With its objectives of enhancing the overall development of young children at the critical age of three to six years, PACE, without the assistance of government funding, continues to provide for vital programmes through partnerships with local and international stakeholders.

Diana Burke, board member and chair of the PACE Adopt-A-School Programme, says the need for support is huge, with more than 130,000 children in the early-childhood sector.

"Through our Adopt-A-School programme, PACE is investing in the provision of brighter futures for more than 12,000 girls and boys each year. Canadian patrons adopt a school of their own choosing or, if they prefer, a school is selected for them. The schools use the funds for everything, from purchasing school equipment and supplies to fixing fences and roofs to buying refrigerators and stoves so that their students can have a hot meal each day," Burke said.

THEIR ACADEMIC PROGRAMME

Burke, who served as president of PACE from 2002 to 2006, championed the earlychildhood student-exchange programme in 2004 which is still operating annually by George Brown College. The college sends 15 student teachers to basic schools in Jamaica for a month, with credits towards their academic programme.

"We also provided a mobile computer lab called Tech De Bus II in 2008 with 10 computers, air conditioning, generator and kindergarten students software, now operated by Kandi-Lee Crooks-Smith, principal of Allman Town Primary School, to visit various schools in that area and teach children basic computer skills," Burke said.

"Most of these schools are sponsored by individuals in Canada who attended these schools or have families, friends or people they know living in the town or community that they are from. They want to see the schools in their community get better each year," Burke said.

PACE has also provided 75 XO laptop computers in 2011 to the Providence Methodist Basic School in Kingston, in partnership with the UWI Mona School of Business, at a cost of $3 million.

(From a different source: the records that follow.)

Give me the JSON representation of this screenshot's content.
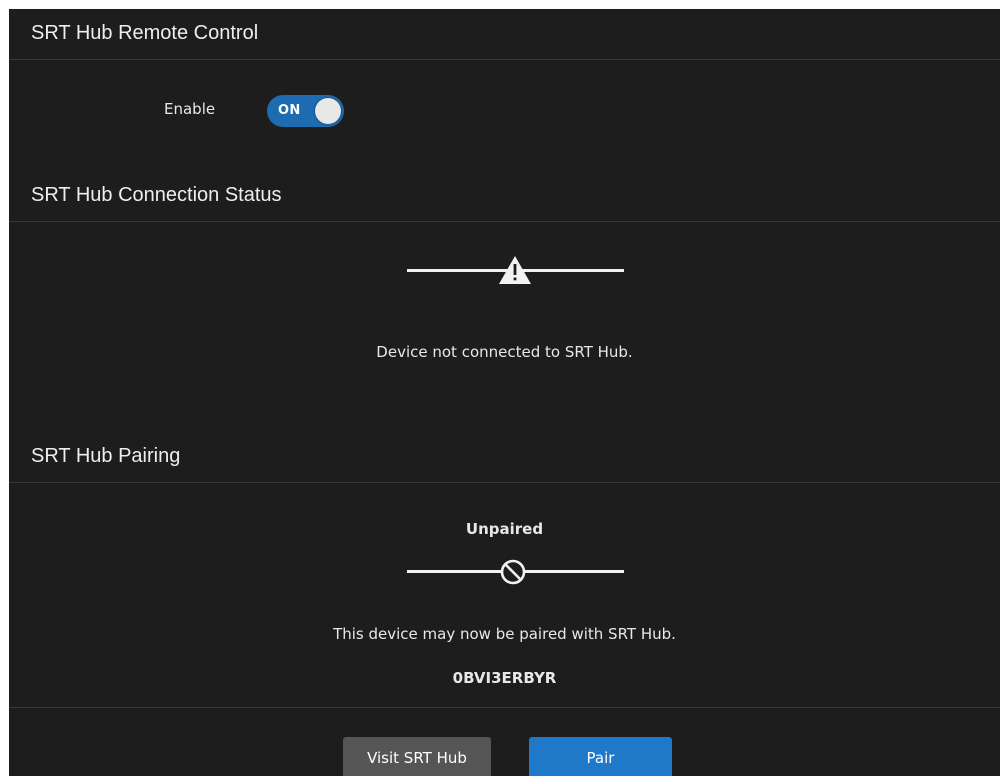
{
  "remote_control": {
    "header": "SRT Hub Remote Control",
    "enable_label": "Enable",
    "toggle_text": "ON"
  },
  "connection": {
    "header": "SRT Hub Connection Status",
    "icon": "warning-triangle-icon",
    "message": "Device not connected to SRT Hub."
  },
  "pairing": {
    "header": "SRT Hub Pairing",
    "status": "Unpaired",
    "icon": "prohibited-icon",
    "message": "This device may now be paired with SRT Hub.",
    "code": "0BVI3ERBYR"
  },
  "buttons": {
    "visit_label": "Visit SRT Hub",
    "pair_label": "Pair"
  },
  "colors": {
    "panel_bg": "#1d1d1d",
    "accent": "#1f78c8",
    "toggle_on": "#1d6bb0",
    "secondary_button": "#555555"
  }
}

These are still being used at the school today.

PACE (Canada) was started in 1987 by Jamaica-born educator Dr Mavis Burke in response to a request from then Prime Minister of Jamaica Edward Seaga.

keisha.hill@gleanerjm.com